(Data under study)
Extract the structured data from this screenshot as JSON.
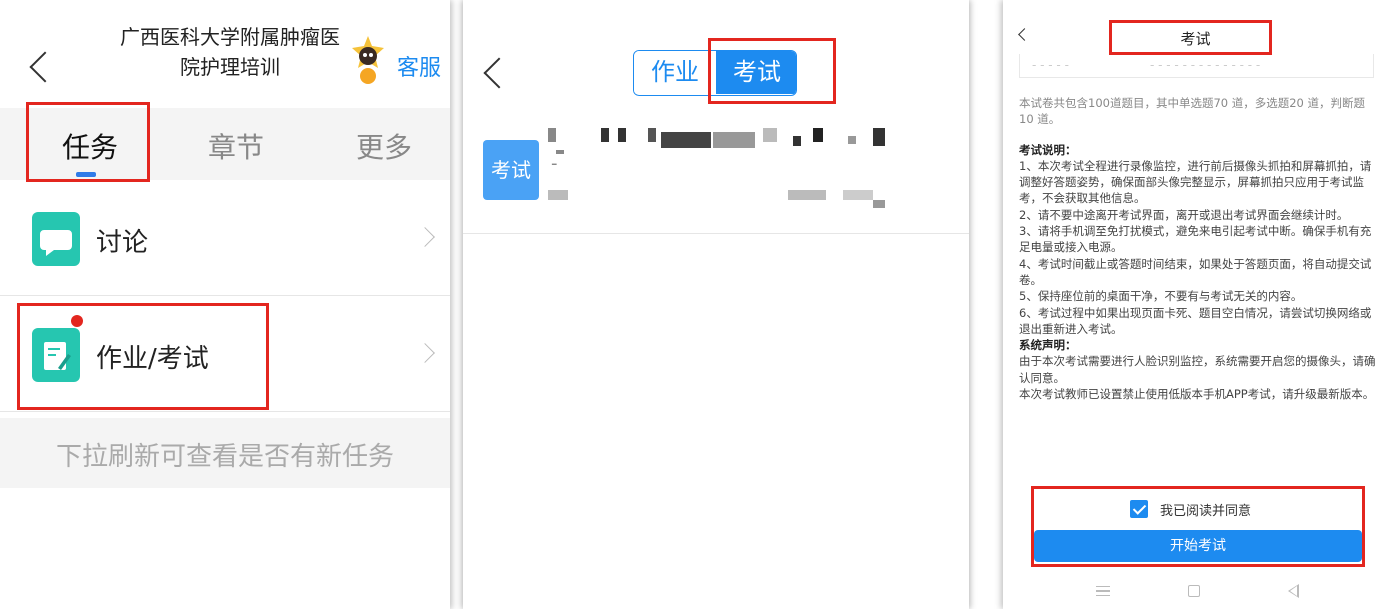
{
  "panel1": {
    "title": "广西医科大学附属肿瘤医院护理培训",
    "service_label": "客服",
    "tabs": [
      "任务",
      "章节",
      "更多"
    ],
    "rows": [
      {
        "label": "讨论",
        "icon": "chat-icon"
      },
      {
        "label": "作业/考试",
        "icon": "edit-icon",
        "has_badge": true
      }
    ],
    "refresh_hint": "下拉刷新可查看是否有新任务"
  },
  "panel2": {
    "segments": [
      "作业",
      "考试"
    ],
    "active_segment": "考试",
    "item_badge": "考试",
    "item_dash": "-"
  },
  "panel3": {
    "title": "考试",
    "intro": "本试卷共包含100道题目，其中单选题70 道，多选题20 道，判断题10 道。",
    "notes_heading": "考试说明：",
    "notes": [
      "1、本次考试全程进行录像监控，进行前后摄像头抓拍和屏幕抓拍，请调整好答题姿势，确保面部头像完整显示，屏幕抓拍只应用于考试监考，不会获取其他信息。",
      "2、请不要中途离开考试界面，离开或退出考试界面会继续计时。",
      "3、请将手机调至免打扰模式，避免来电引起考试中断。确保手机有充足电量或接入电源。",
      "4、考试时间截止或答题时间结束，如果处于答题页面，将自动提交试卷。",
      "5、保持座位前的桌面干净，不要有与考试无关的内容。",
      "6、考试过程中如果出现页面卡死、题目空白情况，请尝试切换网络或退出重新进入考试。"
    ],
    "statement_heading": "系统声明：",
    "statements": [
      "由于本次考试需要进行人脸识别监控，系统需要开启您的摄像头，请确认同意。",
      "本次考试教师已设置禁止使用低版本手机APP考试，请升级最新版本。"
    ],
    "agree_label": "我已阅读并同意",
    "agree_checked": true,
    "start_button": "开始考试"
  },
  "colors": {
    "accent": "#1d8bf0",
    "highlight_red": "#e3261f",
    "icon_teal": "#26c6b0"
  }
}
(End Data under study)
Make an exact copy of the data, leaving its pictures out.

Extract the structured data from this screenshot as JSON.
{
  "panel1": {
    "title": "广西医科大学附属肿瘤医院护理培训",
    "service_label": "客服",
    "tabs": [
      "任务",
      "章节",
      "更多"
    ],
    "rows": [
      {
        "label": "讨论",
        "icon": "chat-icon"
      },
      {
        "label": "作业/考试",
        "icon": "edit-icon",
        "has_badge": true
      }
    ],
    "refresh_hint": "下拉刷新可查看是否有新任务"
  },
  "panel2": {
    "segments": [
      "作业",
      "考试"
    ],
    "active_segment": "考试",
    "item_badge": "考试",
    "item_dash": "-"
  },
  "panel3": {
    "title": "考试",
    "intro": "本试卷共包含100道题目，其中单选题70 道，多选题20 道，判断题10 道。",
    "notes_heading": "考试说明：",
    "notes": [
      "1、本次考试全程进行录像监控，进行前后摄像头抓拍和屏幕抓拍，请调整好答题姿势，确保面部头像完整显示，屏幕抓拍只应用于考试监考，不会获取其他信息。",
      "2、请不要中途离开考试界面，离开或退出考试界面会继续计时。",
      "3、请将手机调至免打扰模式，避免来电引起考试中断。确保手机有充足电量或接入电源。",
      "4、考试时间截止或答题时间结束，如果处于答题页面，将自动提交试卷。",
      "5、保持座位前的桌面干净，不要有与考试无关的内容。",
      "6、考试过程中如果出现页面卡死、题目空白情况，请尝试切换网络或退出重新进入考试。"
    ],
    "statement_heading": "系统声明：",
    "statements": [
      "由于本次考试需要进行人脸识别监控，系统需要开启您的摄像头，请确认同意。",
      "本次考试教师已设置禁止使用低版本手机APP考试，请升级最新版本。"
    ],
    "agree_label": "我已阅读并同意",
    "agree_checked": true,
    "start_button": "开始考试"
  },
  "colors": {
    "accent": "#1d8bf0",
    "highlight_red": "#e3261f",
    "icon_teal": "#26c6b0"
  }
}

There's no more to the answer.